Now for something completely (somewhat) different: The lede was buried (though not dead yet) so let’s talk about Addison Russell. The hype for him was so great when the Cubs acquired him from the Athletics for half a season of Jason Hammel and Jeff Samardzija in 2014. Now he’s firmly behind Javier Baez in the Cubs middle infielder hierarchy but I don’t think he’s done in fantasyland.
Born Geoffreye O’Neal Addison Robert Watts Jr III on his birth certificate (note to future parents: really do up your kid’s name on their birth certificate; three names is for amateurs), the name Addison came from Bruce Willis’ character in Moonlighting (if you’re too young to know that show too bad). Addison changed his name the Addison Wayne Russell after being adopted by his step father at age 13 (that’s feel good).
Russell had the pedigree coming up as the 11th overall pick out of high school in the 2012 draft and he progressed steadily through the A’s system, reaching AA in 2014 before his trade to the Cubs. In 2015 he spent 11 games at AAA before joining the Cubs for the rest of their season, going 60/13/54/4/.238/.696 (Runs/HRs/RBIs/Steals/AVG/OPS). Not a great line but the Cubs weren’t expecting much at the plate of the then 21-year-old. 2016 continued a positive trend as Russell hit 67/21/95/5/.238/.738. Only his average didn’t improve while he added some homers and a great RBI total. 2017 did not treat Russell as well, as a foot injury sidelined him for a chunk of the season and he only had 352 at-bats, in which he hit 52/12/43/2/.239/.722.

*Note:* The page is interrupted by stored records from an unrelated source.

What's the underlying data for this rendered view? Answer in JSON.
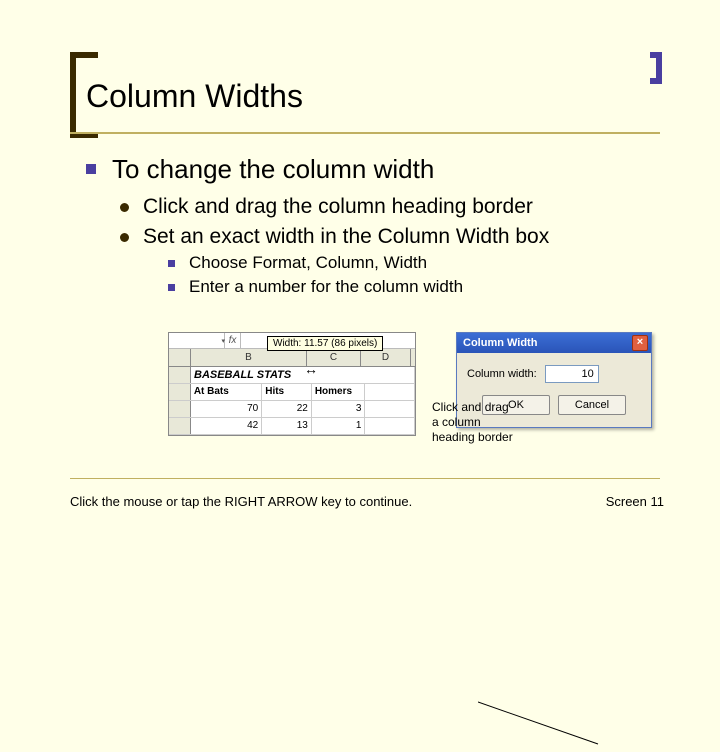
{
  "title": "Column Widths",
  "bullets": {
    "l1": "To change the column width",
    "l2a": "Click and drag the column heading border",
    "l2b": "Set an exact width in the Column Width box",
    "l3a": "Choose Format, Column, Width",
    "l3b": "Enter a number for the column width"
  },
  "excel": {
    "fx": "fx",
    "tooltip": "Width: 11.57 (86 pixels)",
    "cols": {
      "B": "B",
      "C": "C",
      "D": "D"
    },
    "r1_title": "BASEBALL STATS",
    "r2": {
      "a": "At Bats",
      "b": "Hits",
      "c": "Homers"
    },
    "r3": {
      "a": "70",
      "b": "22",
      "c": "3"
    },
    "r4": {
      "a": "42",
      "b": "13",
      "c": "1"
    }
  },
  "dialog": {
    "title": "Column Width",
    "label": "Column width:",
    "value": "10",
    "ok": "OK",
    "cancel": "Cancel"
  },
  "callout": {
    "l1": "Click and drag",
    "l2": "a column",
    "l3": "heading border"
  },
  "footer": {
    "left": "Click the mouse or tap the RIGHT ARROW key to continue.",
    "right": "Screen 11"
  }
}
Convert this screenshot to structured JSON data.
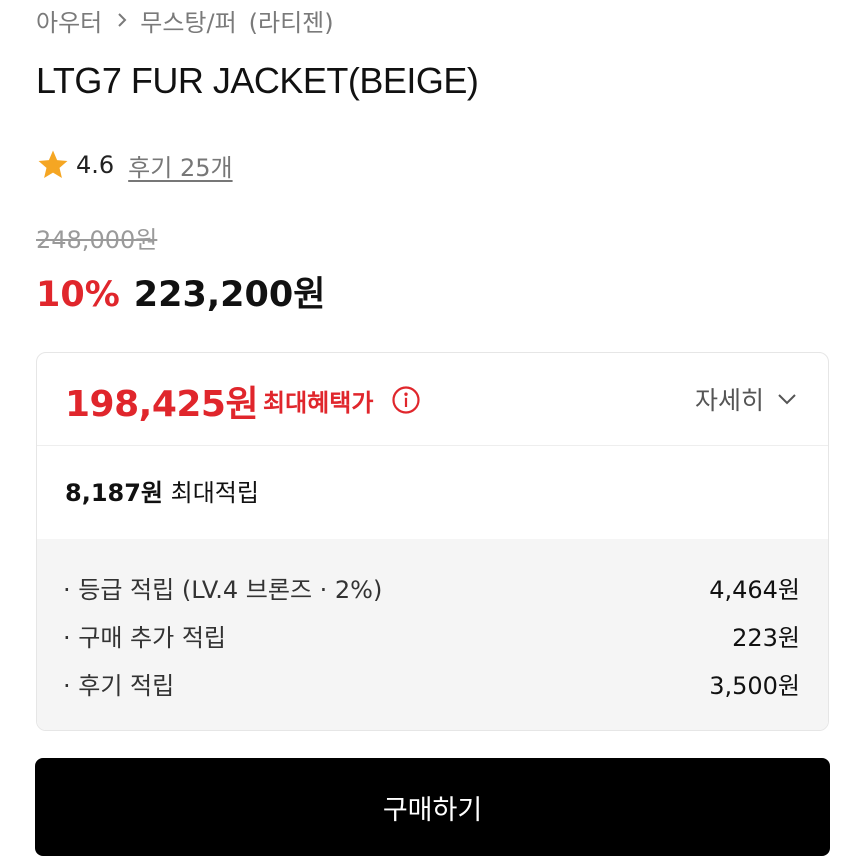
{
  "breadcrumb": {
    "category": "아우터",
    "separator_icon": "chevron-right-icon",
    "subcategory": "무스탕/퍼",
    "brand": "(라티젠)"
  },
  "product": {
    "title": "LTG7 FUR JACKET(BEIGE)"
  },
  "rating": {
    "star_icon": "star-icon",
    "star_color": "#F5A623",
    "score": "4.6",
    "reviews": "후기 25개"
  },
  "price": {
    "original": "248,000원",
    "discount_percent": "10%",
    "sale": "223,200원",
    "accent_color": "#E0262C"
  },
  "benefit_card": {
    "best_price": "198,425원",
    "best_label": "최대혜택가",
    "info_icon": "info-icon",
    "detail_label": "자세히",
    "detail_icon": "chevron-down-icon",
    "points_amount": "8,187원",
    "points_label": "최대적립",
    "items": [
      {
        "label": "· 등급 적립 (LV.4 브론즈 · 2%)",
        "value": "4,464원"
      },
      {
        "label": "· 구매 추가 적립",
        "value": "223원"
      },
      {
        "label": "· 후기 적립",
        "value": "3,500원"
      }
    ]
  },
  "buy_button": {
    "label": "구매하기"
  }
}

Russell is 24 years old this season and while he hasn’t wowed anyone yet in 2018 leading to his ownership numbers of 42% owned in Yahoo!, 35% ESPN and 73% Fantrax (That’s too high Fantrax, I don’t believe you, do Cubs fans make up half the user base?). Some positive trends have begun to emerge in 2018 and that’s what we are here to look at.

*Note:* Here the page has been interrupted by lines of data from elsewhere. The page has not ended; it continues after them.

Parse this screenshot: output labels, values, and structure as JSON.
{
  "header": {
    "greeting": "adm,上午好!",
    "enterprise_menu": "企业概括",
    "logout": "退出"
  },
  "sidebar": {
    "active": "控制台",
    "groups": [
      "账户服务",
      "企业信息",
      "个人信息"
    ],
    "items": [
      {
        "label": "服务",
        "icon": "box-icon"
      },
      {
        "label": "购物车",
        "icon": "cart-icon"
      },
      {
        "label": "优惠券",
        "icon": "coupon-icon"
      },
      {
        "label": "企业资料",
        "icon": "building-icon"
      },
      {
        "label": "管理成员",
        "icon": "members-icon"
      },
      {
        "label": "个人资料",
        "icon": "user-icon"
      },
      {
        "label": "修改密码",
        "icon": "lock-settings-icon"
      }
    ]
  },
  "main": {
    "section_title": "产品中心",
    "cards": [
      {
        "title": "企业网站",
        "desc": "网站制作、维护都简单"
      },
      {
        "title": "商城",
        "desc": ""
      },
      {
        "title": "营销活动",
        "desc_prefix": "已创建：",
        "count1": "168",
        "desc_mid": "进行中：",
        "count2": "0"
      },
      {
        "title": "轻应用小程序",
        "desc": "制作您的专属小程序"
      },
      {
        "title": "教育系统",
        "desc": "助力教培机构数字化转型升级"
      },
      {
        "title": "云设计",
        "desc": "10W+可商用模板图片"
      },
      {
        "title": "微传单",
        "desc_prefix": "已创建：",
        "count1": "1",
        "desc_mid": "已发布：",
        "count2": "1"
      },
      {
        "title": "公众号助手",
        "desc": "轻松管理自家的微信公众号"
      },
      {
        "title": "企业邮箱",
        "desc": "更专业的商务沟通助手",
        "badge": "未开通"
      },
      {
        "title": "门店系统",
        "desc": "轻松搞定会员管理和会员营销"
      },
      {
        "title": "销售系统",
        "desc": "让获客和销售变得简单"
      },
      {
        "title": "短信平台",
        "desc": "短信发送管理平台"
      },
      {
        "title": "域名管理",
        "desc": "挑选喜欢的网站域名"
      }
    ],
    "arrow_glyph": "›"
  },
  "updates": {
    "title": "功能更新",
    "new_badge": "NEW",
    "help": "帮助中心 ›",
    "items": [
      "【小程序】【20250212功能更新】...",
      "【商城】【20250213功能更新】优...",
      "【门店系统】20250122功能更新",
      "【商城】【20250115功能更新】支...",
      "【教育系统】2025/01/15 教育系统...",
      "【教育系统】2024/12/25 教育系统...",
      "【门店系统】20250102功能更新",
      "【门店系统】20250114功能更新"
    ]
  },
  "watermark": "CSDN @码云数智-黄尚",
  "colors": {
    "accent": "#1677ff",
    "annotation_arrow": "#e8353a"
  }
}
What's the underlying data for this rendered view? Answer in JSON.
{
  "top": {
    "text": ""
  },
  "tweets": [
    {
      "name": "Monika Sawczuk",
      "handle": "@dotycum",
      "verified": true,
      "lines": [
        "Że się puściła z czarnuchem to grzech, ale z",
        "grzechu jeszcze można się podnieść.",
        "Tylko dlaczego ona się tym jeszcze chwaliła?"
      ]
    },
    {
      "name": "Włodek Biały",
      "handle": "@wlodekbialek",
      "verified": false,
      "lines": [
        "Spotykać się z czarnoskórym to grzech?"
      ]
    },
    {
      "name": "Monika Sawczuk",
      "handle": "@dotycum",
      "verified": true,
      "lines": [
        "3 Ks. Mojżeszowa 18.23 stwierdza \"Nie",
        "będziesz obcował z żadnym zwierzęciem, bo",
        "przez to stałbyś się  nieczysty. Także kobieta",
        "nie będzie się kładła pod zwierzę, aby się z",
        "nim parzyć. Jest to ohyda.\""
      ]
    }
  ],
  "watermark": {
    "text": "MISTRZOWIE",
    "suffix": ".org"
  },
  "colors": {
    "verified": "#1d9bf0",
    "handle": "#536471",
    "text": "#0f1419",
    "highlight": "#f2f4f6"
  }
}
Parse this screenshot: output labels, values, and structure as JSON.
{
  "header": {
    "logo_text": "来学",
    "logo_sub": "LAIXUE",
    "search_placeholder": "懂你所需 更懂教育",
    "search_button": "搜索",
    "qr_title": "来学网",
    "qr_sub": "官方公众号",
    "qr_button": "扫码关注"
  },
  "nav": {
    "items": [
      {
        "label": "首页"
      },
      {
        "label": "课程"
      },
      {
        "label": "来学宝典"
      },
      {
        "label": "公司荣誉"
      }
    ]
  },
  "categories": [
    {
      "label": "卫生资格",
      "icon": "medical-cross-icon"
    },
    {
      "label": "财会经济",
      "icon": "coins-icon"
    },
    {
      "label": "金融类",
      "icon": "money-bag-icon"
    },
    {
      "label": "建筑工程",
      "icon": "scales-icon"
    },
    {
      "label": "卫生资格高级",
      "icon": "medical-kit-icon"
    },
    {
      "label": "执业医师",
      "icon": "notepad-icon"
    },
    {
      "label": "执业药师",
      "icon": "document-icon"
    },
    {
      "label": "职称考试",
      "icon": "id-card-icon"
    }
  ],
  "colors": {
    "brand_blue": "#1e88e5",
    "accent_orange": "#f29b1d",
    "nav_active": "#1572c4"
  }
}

First, the good: through 41 games this season Russell has the best BB% and K% of his big league career. Here are his BB% from 2015-2018: 8.0%, 9.2%, 7.5%, 11.7%. His K% for the same years: 28.5%, 22.6%, 23.6%, 20.4%. So he’s striking out less, walking more…go on you say. He’s pulling the ball less this season than prior while hitting the ball to center and the opposite field more. He’s progressing as a hitter although it is happening at a snail’s pace.
His batting average is a solid .262 and that is helped by a .333 BABIP, but that’s not outrageous when looking at his history and if he settles in around .250 that’s still a positive trend for his career thus far. Though it appears his average will never be much better than the current .262, his OPS has more room to grow, and he’s one of the guys that OPS Leaguers should know even better.

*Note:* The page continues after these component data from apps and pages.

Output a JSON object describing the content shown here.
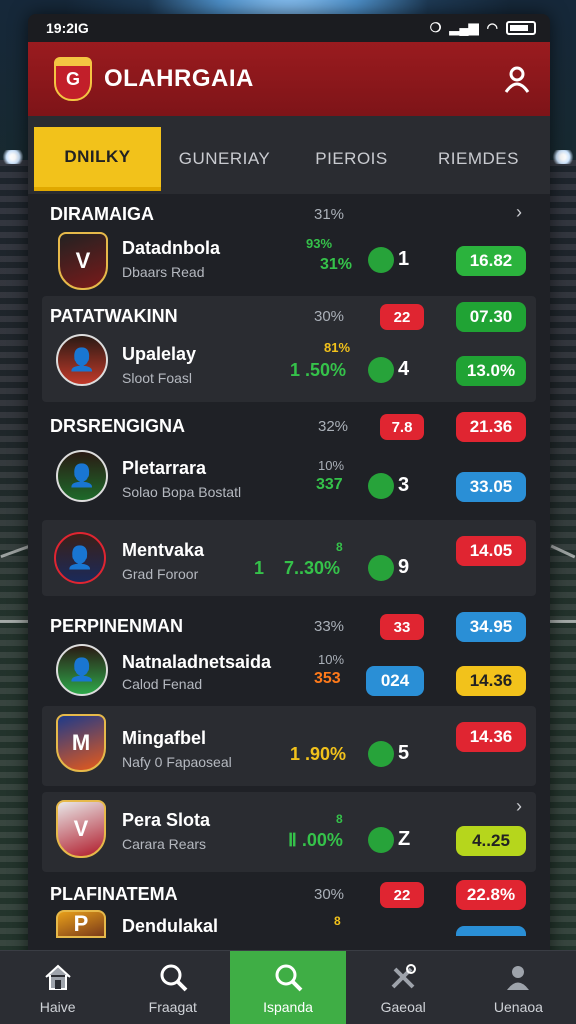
{
  "status": {
    "time": "19:2IG",
    "icons": [
      "nfc-icon",
      "signal-icon",
      "wifi-icon",
      "battery-icon"
    ]
  },
  "app": {
    "title": "OLAHRGAIA",
    "crest": "G"
  },
  "tabs": [
    {
      "label": "DNILKY",
      "active": true
    },
    {
      "label": "GUNERIAY",
      "active": false
    },
    {
      "label": "PIEROIS",
      "active": false
    },
    {
      "label": "RIEMDES",
      "active": false
    }
  ],
  "sections": [
    {
      "title": "DIRAMAIGA",
      "pct": "31%",
      "rows": [
        {
          "name": "Datadnbola",
          "sub": "Dbaars Read",
          "stat_top": "93%",
          "stat": "31%",
          "rank": "1",
          "value": "16.82",
          "crest": "V"
        }
      ]
    },
    {
      "title": "PATATWAKINN",
      "pct": "30%",
      "pill": "22",
      "value_top": "07.30",
      "rows": [
        {
          "name": "Upalelay",
          "sub": "Sloot Foasl",
          "stat_top": "81%",
          "stat": "1 .50%",
          "rank": "4",
          "value": "13.0%"
        }
      ]
    },
    {
      "title": "DRSRENGIGNA",
      "pct": "32%",
      "pill": "7.8",
      "value_top": "21.36",
      "rows": [
        {
          "name": "Pletarrara",
          "sub": "Solao Bopa Bostatl",
          "stat_top": "10%",
          "stat": "337",
          "rank": "3",
          "value": "33.05"
        }
      ]
    },
    {
      "title": "",
      "pct": "",
      "rows": [
        {
          "name": "Mentvaka",
          "sub": "Grad Foroor",
          "stat_top": "8",
          "stat": "1    7..30%",
          "rank": "9",
          "value": "14.05"
        }
      ]
    },
    {
      "title": "PERPINENMAN",
      "pct": "33%",
      "pill": "33",
      "value_top": "34.95",
      "rows": [
        {
          "name": "Natnaladnetsaida",
          "sub": "Calod Fenad",
          "stat_top": "10%",
          "stat": "353",
          "rank": "024",
          "value": "14.36"
        }
      ]
    },
    {
      "title": "",
      "pct": "",
      "rows": [
        {
          "name": "Mingafbel",
          "sub": "Nafy 0 Fapaoseal",
          "stat_top": "",
          "stat": "1 .90%",
          "rank": "5",
          "value": "14.36",
          "crest": "M"
        }
      ]
    },
    {
      "title": "",
      "pct": "",
      "rows": [
        {
          "name": "Pera Slota",
          "sub": "Carara Rears",
          "stat_top": "8",
          "stat": "Ⅱ .00%",
          "rank": "Z",
          "value": "4..25",
          "crest": "V"
        }
      ]
    },
    {
      "title": "PLAFINATEMA",
      "pct": "30%",
      "pill": "22",
      "value_top": "22.8%",
      "rows": [
        {
          "name": "Dendulakal",
          "sub": "",
          "stat_top": "8",
          "crest": "P"
        }
      ]
    }
  ],
  "nav": [
    {
      "label": "Haive",
      "icon": "home-icon",
      "active": false
    },
    {
      "label": "Fraagat",
      "icon": "search-icon",
      "active": false
    },
    {
      "label": "Ispanda",
      "icon": "search-icon",
      "active": true
    },
    {
      "label": "Gaeoal",
      "icon": "tools-icon",
      "active": false
    },
    {
      "label": "Uenaoa",
      "icon": "profile-icon",
      "active": false
    }
  ]
}
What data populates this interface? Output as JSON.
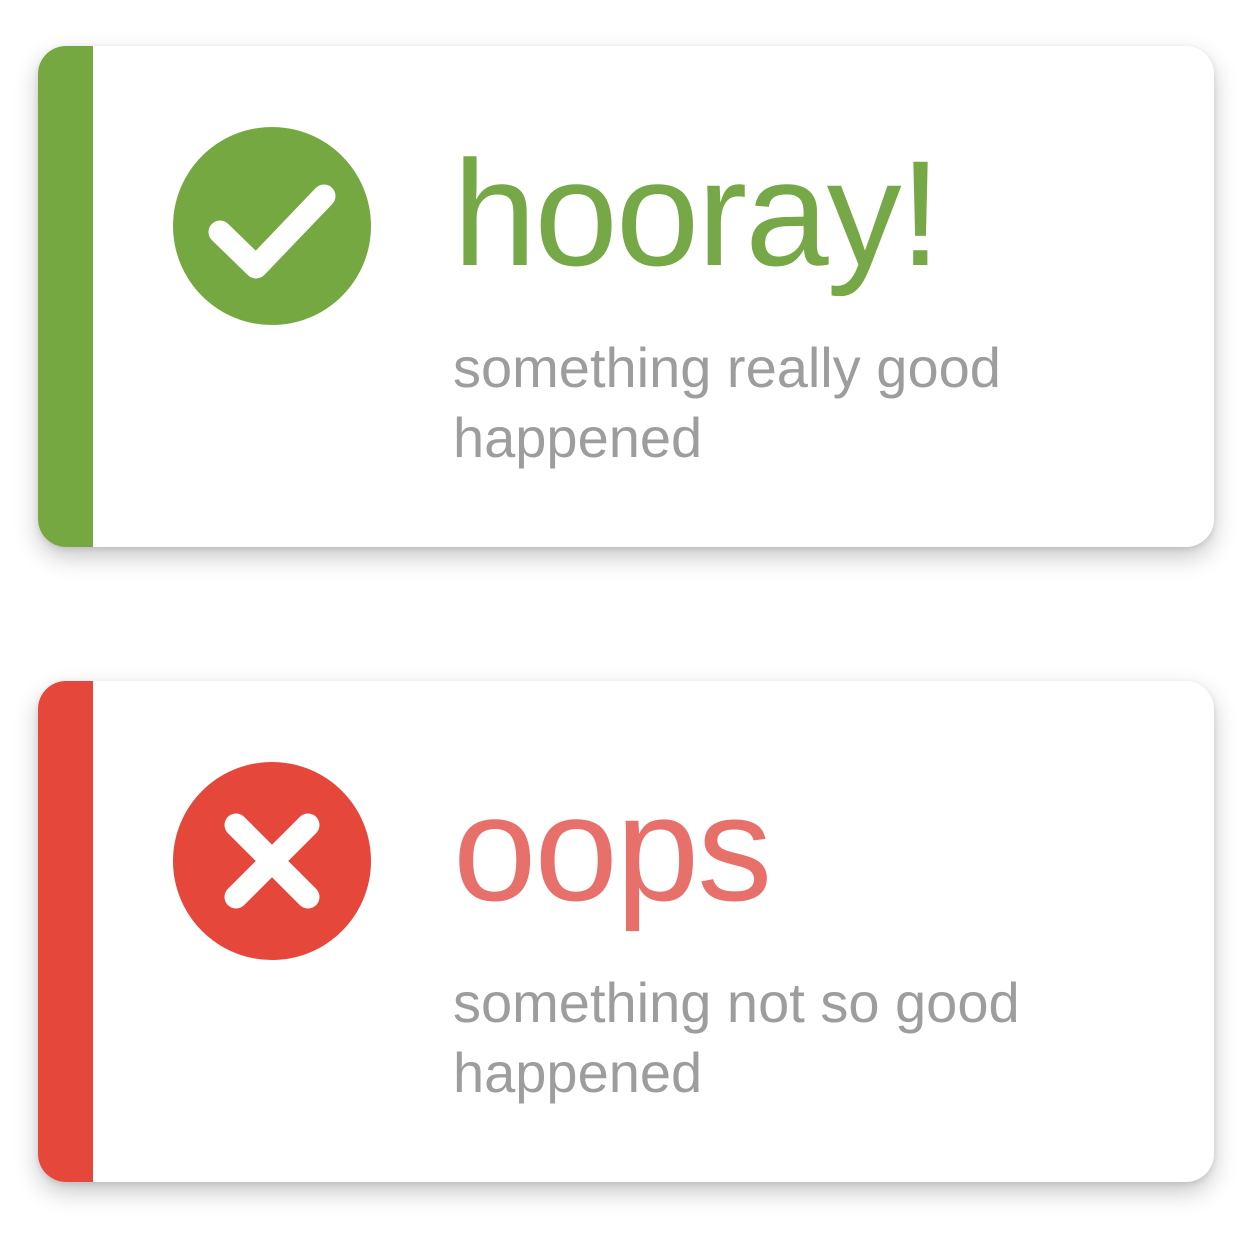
{
  "toasts": [
    {
      "type": "success",
      "title": "hooray!",
      "message": "something really good happened",
      "icon": "check-circle-icon",
      "accent_color": "#76a842",
      "title_color": "#77a847"
    },
    {
      "type": "error",
      "title": "oops",
      "message": "something not so good happened",
      "icon": "x-circle-icon",
      "accent_color": "#e5483b",
      "title_color": "#e8706a"
    }
  ]
}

Lately he’s been hitting in the lower half of the order, but not at a consistent spot (thanks Joe Maddon, your lineup cards are always so fun and consistent and really help young hitters develop). He’s hit 7th, 8th, 4th and 5th over the last week so runs are not going to be his thing on the other hand RBIs are there for the taking.
He’s only hit one home run (as of this writing) in 2018 and his ISO in 2018 is .106 but he’s coming off two straight .179 seasons so the power is there, it’s just hibernating through the brutal Chicago winter/spring. As such you don’t need to run to the waiver wire (walk, it’s not that far) to add him up, but if you’re in dynasty leagues he shouldn’t cost much and it’s worth the investment. If you really want a sign, once he hits three homers in the same week it’s time to add him.